A year before that dubious arrest, Serebrennikov had brought The Student—a brilliantly angry film about the ease with which a system might slip toward fundamentalism—to Cannes. He followed that with 2018’s Leto, a more nostalgic work about Russian music icon Viktor Tsoi. Elements of both appear in Petrov’s Flu: Leto in a more cosmetic way (the black-and-white sequence late on); Student in the academic rigor, suffocating mood, and sweeping allegory. The film is based on Alexey Salniko’s 2016 novel The Petrovs in and Around the Flu and gestures towards the novel’s assertions that a life under—even after—a totalitarian boot can be one of heightened fever dreams and anxiety.
It sounds a basic ploy yet it’s nothing if not effective, and what’s ultimately great about Petrov’s Flu is how those dreams are realized. Playing out at breakneck speed, it is awash with flights of fancy: outbursts of sex and violence; aliens and murder; sepia-dripped nostalgia; jarring temporal and spatial uncertainty; homoeroticism; etc. That sense of dizziness is only further confounded by Vlad Ogai’s shifting sets and richly detailed production design, and cinematographer Vladislav Opelyants’ long roving takes. Its cast has the sense of a troupe. The frame is always packed.

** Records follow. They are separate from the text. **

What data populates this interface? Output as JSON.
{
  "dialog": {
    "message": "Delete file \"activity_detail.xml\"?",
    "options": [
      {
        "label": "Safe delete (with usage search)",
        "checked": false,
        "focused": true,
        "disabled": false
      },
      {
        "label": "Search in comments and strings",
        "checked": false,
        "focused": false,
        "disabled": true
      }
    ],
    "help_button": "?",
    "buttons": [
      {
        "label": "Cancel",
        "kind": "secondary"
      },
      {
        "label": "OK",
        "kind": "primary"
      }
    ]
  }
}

Though 150 minutes long, it doesn’t exactly burden you with its running time—notwithstanding a few sequences that lag or simply fail to land. (As a critic noted to me after the screening, it has the look of an adaptation of a book marked “unfilmable.”) Serebrennikov ends on an unsatisfying climax—a nonsensical loop back—before a performance from the Russian rapper Husky. A bewildering end to a bewildering ride.
Petrov’s Flu premiered at the Cannes Film Festival.